Directions for this task :: For every record beneath this instruction, give an exact repetition, omitting images.
- - -
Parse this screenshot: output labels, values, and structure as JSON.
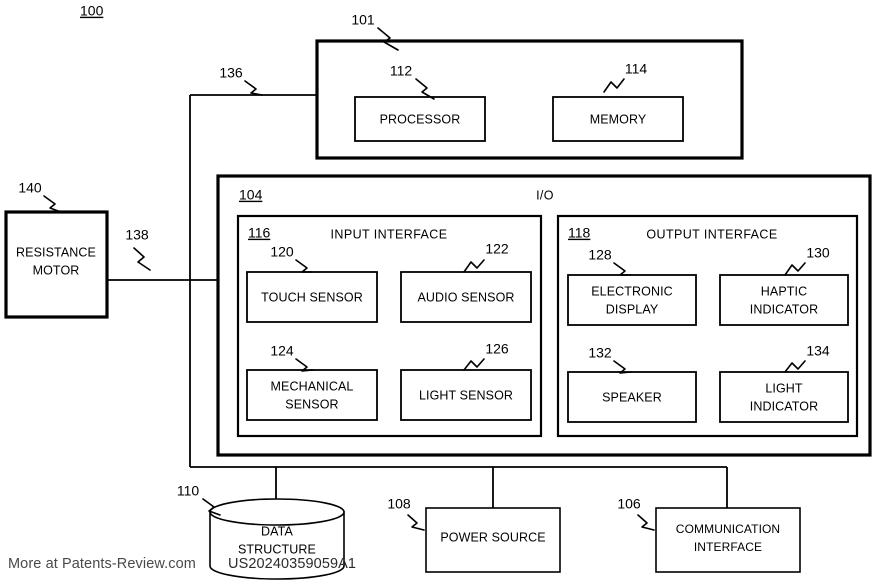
{
  "figure": {
    "id": "100",
    "io_title": "I/O",
    "blocks": {
      "system": {
        "ref": "101"
      },
      "processor": {
        "ref": "112",
        "label": "PROCESSOR"
      },
      "memory": {
        "ref": "114",
        "label": "MEMORY"
      },
      "io": {
        "ref": "104",
        "label": "I/O"
      },
      "input_interface": {
        "ref": "116",
        "label": "INPUT INTERFACE"
      },
      "output_interface": {
        "ref": "118",
        "label": "OUTPUT INTERFACE"
      },
      "touch_sensor": {
        "ref": "120",
        "label": "TOUCH SENSOR"
      },
      "audio_sensor": {
        "ref": "122",
        "label": "AUDIO SENSOR"
      },
      "mechanical_sensor": {
        "ref": "124",
        "label_line1": "MECHANICAL",
        "label_line2": "SENSOR"
      },
      "light_sensor": {
        "ref": "126",
        "label": "LIGHT SENSOR"
      },
      "electronic_display": {
        "ref": "128",
        "label_line1": "ELECTRONIC",
        "label_line2": "DISPLAY"
      },
      "haptic_indicator": {
        "ref": "130",
        "label_line1": "HAPTIC",
        "label_line2": "INDICATOR"
      },
      "speaker": {
        "ref": "132",
        "label": "SPEAKER"
      },
      "light_indicator": {
        "ref": "134",
        "label_line1": "LIGHT",
        "label_line2": "INDICATOR"
      },
      "resistance_motor": {
        "ref": "140",
        "label_line1": "RESISTANCE",
        "label_line2": "MOTOR"
      },
      "data_structure": {
        "ref": "110",
        "label_line1": "DATA",
        "label_line2": "STRUCTURE"
      },
      "power_source": {
        "ref": "108",
        "label": "POWER SOURCE"
      },
      "communication_interface": {
        "ref": "106",
        "label_line1": "COMMUNICATION",
        "label_line2": "INTERFACE"
      }
    },
    "connectors": {
      "bus_136": "136",
      "motor_link_138": "138"
    }
  },
  "watermark": {
    "source_text": "More at Patents-Review.com",
    "publication_number": "US20240359059A1"
  }
}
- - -
Output for this task ::
Parse this screenshot: output labels, values, and structure as JSON.
{
  "figure": {
    "id": "100",
    "io_title": "I/O",
    "blocks": {
      "system": {
        "ref": "101"
      },
      "processor": {
        "ref": "112",
        "label": "PROCESSOR"
      },
      "memory": {
        "ref": "114",
        "label": "MEMORY"
      },
      "io": {
        "ref": "104",
        "label": "I/O"
      },
      "input_interface": {
        "ref": "116",
        "label": "INPUT INTERFACE"
      },
      "output_interface": {
        "ref": "118",
        "label": "OUTPUT INTERFACE"
      },
      "touch_sensor": {
        "ref": "120",
        "label": "TOUCH SENSOR"
      },
      "audio_sensor": {
        "ref": "122",
        "label": "AUDIO SENSOR"
      },
      "mechanical_sensor": {
        "ref": "124",
        "label_line1": "MECHANICAL",
        "label_line2": "SENSOR"
      },
      "light_sensor": {
        "ref": "126",
        "label": "LIGHT SENSOR"
      },
      "electronic_display": {
        "ref": "128",
        "label_line1": "ELECTRONIC",
        "label_line2": "DISPLAY"
      },
      "haptic_indicator": {
        "ref": "130",
        "label_line1": "HAPTIC",
        "label_line2": "INDICATOR"
      },
      "speaker": {
        "ref": "132",
        "label": "SPEAKER"
      },
      "light_indicator": {
        "ref": "134",
        "label_line1": "LIGHT",
        "label_line2": "INDICATOR"
      },
      "resistance_motor": {
        "ref": "140",
        "label_line1": "RESISTANCE",
        "label_line2": "MOTOR"
      },
      "data_structure": {
        "ref": "110",
        "label_line1": "DATA",
        "label_line2": "STRUCTURE"
      },
      "power_source": {
        "ref": "108",
        "label": "POWER SOURCE"
      },
      "communication_interface": {
        "ref": "106",
        "label_line1": "COMMUNICATION",
        "label_line2": "INTERFACE"
      }
    },
    "connectors": {
      "bus_136": "136",
      "motor_link_138": "138"
    }
  },
  "watermark": {
    "source_text": "More at Patents-Review.com",
    "publication_number": "US20240359059A1"
  }
}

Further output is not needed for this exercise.